Inspired by the geometric intuition of Bill Thurston and empowered by his own analytical skills, John Conway, together with his coauthors, has developed a comprehensive mathematical theory of symmetry that allows the description and classification of symmetries in numerous geometric environments. This richly and compellingly illustrated book addresses the phenomenological, analytical, and mathematical aspects of symmetry on three levels that build on one another and will speak to interested lay people, artists, working mathematicians, and researchers.
-- L'Enseignement Mathematique, December 2009
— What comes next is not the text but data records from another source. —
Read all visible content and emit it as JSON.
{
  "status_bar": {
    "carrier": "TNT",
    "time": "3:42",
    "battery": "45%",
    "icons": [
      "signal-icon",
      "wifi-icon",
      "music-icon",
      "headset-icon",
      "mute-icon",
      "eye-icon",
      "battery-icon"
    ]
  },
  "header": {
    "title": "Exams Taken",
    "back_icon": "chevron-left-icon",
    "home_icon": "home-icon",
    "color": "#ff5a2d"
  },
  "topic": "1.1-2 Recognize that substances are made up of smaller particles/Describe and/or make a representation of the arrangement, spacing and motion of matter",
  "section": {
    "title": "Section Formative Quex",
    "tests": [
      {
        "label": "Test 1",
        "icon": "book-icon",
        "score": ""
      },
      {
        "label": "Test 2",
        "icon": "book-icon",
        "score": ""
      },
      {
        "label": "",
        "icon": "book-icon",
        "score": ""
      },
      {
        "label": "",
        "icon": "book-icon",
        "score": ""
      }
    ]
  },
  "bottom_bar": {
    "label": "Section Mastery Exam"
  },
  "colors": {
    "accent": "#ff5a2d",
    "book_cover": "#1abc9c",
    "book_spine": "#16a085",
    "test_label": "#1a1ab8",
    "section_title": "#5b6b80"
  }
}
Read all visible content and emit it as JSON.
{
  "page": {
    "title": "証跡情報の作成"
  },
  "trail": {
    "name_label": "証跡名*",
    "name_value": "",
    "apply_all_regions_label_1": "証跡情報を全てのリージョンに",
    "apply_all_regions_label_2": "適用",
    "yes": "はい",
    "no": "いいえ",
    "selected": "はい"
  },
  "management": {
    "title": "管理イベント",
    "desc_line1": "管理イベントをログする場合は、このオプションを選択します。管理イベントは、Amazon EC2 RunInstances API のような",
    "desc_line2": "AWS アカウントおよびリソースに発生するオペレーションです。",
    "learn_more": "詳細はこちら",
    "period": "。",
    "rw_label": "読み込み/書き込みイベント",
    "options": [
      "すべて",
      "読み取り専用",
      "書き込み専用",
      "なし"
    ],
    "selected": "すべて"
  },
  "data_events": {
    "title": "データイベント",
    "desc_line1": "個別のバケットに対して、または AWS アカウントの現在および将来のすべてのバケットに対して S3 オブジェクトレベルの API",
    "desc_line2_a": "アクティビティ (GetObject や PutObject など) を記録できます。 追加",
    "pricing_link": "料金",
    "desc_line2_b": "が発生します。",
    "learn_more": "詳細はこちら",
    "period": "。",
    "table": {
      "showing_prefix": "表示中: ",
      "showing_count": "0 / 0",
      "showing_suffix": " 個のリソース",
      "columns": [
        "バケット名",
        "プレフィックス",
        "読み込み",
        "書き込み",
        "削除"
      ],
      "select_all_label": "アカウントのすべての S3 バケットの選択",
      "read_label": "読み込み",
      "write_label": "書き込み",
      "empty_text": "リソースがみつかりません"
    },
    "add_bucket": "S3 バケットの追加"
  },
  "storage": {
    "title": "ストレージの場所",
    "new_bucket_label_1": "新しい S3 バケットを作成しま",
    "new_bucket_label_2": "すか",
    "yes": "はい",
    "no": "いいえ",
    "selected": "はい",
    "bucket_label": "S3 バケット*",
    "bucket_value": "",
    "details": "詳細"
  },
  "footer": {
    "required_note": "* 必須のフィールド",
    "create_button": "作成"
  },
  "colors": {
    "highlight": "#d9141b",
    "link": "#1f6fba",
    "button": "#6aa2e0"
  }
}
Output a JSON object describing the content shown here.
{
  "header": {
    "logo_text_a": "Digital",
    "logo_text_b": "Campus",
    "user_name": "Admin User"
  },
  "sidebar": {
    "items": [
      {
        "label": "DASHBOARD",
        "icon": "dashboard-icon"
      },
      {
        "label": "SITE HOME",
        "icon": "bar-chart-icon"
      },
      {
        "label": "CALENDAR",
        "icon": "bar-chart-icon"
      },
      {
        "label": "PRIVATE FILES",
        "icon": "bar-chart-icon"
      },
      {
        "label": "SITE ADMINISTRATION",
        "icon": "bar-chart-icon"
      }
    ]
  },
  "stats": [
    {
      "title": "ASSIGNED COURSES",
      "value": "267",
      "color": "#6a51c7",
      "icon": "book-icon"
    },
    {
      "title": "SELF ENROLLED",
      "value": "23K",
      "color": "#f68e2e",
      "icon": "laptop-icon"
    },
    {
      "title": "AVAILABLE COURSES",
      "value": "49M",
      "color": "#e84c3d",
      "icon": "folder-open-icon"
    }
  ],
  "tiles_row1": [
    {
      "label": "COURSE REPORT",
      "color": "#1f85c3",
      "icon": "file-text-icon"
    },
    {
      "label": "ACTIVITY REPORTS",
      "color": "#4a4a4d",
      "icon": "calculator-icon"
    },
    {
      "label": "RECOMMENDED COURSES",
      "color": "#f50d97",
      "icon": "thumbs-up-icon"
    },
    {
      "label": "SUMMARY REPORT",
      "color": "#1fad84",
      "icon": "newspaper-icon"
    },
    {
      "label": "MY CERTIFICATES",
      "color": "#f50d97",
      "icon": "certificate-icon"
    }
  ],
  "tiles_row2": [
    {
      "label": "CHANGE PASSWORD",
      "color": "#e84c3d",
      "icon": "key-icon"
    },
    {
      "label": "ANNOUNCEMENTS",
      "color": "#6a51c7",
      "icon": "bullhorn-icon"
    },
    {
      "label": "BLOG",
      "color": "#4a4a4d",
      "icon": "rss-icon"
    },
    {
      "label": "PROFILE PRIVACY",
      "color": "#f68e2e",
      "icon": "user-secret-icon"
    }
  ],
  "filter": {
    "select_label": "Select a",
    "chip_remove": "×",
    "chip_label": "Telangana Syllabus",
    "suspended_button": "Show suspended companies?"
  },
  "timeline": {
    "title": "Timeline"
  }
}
John H. Conway is the John von Neumann Chair of Mathematics at Princeton University. He obtained his BA and his PhD from the University of Cambridge (England). He is a prolific mathematician active in the theory of finite groups, knot theory, number theory, combinatorial game theory, and coding theory. He has also contributed to many branches of recreational mathematics, notably the invention of the Game of Life.
Heidi Burgiel is a professor in the Department of Mathematics and Computer Science at Bridgewater State College. She obtained her BS in Mathematics from MIT and her PhD in Mathematics from the University of Washington. Her primary interests are educational technology and discrete geometry.
Chaim Goodman-Strauss is a professor in the department of mathematical sciences at the University of Arkansas. He obtained both his BS and PhD in Mathematics at the University of Texas at Austin. His research interests include low-dimensional topology, discrete geometry, differential geometry, the theory of computation, and mathematical illustration. Since 2004 he has been broadcasting mathematics on a weekly radio segment.